Year-round schooling also allows for remediation to occur over the course of the year, rather than just during the summer months. For example, on a 45-15 schedule, teachers can offer “mini-summer school” lessons, where struggling students can come to school to get help during their time off. For students with special needs, or for students struggling in a particular area, quick interventions such as these can help keep all students on pace. Ultimately, research indicates that most students who attend a year-round school perform better academically, especially those who come from socioeconomically disadvantaged families. However, it is important to note that these gains are not solely because of attending school year-round. Certainly a large part of students’ academic improvement is implementation of specialized programs during on and off times throughout the year that allow students to undertake remediation in areas of academic weakness. Many schools also offer enrichment programs during on and off times for children who are at or above grade level. These experiences also factor in to improved student performance on academic measures.
The Year-Round Conflict
While many school leaders assert that the year-round calendar is designed to help
students, some parents are not accepting the adjustments. Parents are concerned that their families would not have enough time to take vacations without a long summer break. In fact, some parents
go so far as to keep their kids home until after Labor Day in order to protest and force the school to maintain its traditional calendar.
The year-round calendar can potentially be a scheduling nightmare for some parents. For example, parents who have multiple children in school might have one child in a year-round school and others in schools that operate on a traditional calendar. In such cases, parents can struggle to find times during the year when the whole family has time to relax, travel, or spend time together.
Opponents of year-round education also point to the difficulties created for students who want or need to work in the summer. Year-round schooling, with its shorter and more frequent breaks, can interfere with job opportunities, as well as non-school related sports and activities such as summer camps and parks and recreation activities. Students who want to attend college classes in the summer are also prevented from doing so if a year-round schedule is in place. These opportunities are diminished for teachers as well, who might otherwise use the summer break to work towards a higher degree, participate in professional development courses, or have summer jobs of their own.
The Year-Round Opportunities
While the debate rages on, the test results demonstrate that year-round schools do present some academic benefits. Helping students stay motivated, the year-round schedules also present opportunities for students to attend academic camps and club programs
that might otherwise not be available in the summer.

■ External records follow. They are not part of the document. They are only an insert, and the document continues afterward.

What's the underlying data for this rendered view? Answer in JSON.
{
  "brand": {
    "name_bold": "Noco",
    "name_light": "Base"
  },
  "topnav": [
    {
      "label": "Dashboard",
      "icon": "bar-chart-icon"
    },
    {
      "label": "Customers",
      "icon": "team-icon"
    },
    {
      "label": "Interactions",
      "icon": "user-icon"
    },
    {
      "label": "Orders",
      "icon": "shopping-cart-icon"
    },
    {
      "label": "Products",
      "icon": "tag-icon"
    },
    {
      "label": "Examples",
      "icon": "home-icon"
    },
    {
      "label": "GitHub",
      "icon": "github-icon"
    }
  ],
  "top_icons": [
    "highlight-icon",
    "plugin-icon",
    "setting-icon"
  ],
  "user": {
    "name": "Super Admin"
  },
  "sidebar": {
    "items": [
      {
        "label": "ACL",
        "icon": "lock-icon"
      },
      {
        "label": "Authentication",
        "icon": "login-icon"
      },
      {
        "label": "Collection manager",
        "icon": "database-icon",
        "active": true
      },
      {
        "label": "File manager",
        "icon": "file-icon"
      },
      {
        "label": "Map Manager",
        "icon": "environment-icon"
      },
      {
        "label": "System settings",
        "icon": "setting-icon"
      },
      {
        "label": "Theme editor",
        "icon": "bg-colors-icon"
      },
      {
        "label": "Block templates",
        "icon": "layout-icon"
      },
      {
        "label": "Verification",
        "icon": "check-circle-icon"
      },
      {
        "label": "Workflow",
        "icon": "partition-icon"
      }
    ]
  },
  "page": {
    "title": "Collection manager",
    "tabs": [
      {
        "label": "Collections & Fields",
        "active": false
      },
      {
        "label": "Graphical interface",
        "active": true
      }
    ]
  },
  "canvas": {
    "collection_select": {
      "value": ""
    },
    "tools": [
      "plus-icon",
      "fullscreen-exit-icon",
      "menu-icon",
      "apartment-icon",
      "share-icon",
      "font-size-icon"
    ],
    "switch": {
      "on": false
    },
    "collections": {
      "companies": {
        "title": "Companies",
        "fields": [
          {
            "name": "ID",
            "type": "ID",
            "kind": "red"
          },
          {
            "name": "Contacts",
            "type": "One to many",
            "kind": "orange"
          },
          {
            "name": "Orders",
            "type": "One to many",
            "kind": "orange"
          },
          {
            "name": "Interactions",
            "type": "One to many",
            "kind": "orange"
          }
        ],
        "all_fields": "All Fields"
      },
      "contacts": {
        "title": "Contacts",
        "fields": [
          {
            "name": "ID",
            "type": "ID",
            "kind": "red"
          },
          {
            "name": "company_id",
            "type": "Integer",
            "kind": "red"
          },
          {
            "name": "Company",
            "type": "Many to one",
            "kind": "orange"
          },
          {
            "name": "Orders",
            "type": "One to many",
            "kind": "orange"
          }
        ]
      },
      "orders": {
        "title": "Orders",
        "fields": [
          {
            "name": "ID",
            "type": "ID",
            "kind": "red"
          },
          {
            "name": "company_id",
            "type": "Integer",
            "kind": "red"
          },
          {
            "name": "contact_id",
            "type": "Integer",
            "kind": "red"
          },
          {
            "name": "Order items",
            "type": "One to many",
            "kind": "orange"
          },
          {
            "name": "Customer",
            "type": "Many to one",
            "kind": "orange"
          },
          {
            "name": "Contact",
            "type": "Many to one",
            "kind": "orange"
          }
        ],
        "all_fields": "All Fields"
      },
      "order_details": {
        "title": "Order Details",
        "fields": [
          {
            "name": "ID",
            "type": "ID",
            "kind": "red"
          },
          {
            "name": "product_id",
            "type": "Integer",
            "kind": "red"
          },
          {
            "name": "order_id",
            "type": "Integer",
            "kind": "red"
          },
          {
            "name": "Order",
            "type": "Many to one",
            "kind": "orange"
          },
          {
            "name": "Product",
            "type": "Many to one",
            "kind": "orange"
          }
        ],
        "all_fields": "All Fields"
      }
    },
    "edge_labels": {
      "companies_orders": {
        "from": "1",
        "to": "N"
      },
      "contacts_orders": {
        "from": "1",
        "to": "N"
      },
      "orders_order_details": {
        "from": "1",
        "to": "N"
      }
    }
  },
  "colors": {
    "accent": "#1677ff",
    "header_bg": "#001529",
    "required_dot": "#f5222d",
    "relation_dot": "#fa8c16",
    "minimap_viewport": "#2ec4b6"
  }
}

Many educators and parents do not feel that kids need a full two months away from school, so while the year-round schedule certainly requires an adjustment, the changes can bring in more consistent rest periods, expanded learning opportunities, and a more refreshing approach to education and learning for students, parents and teachers alike.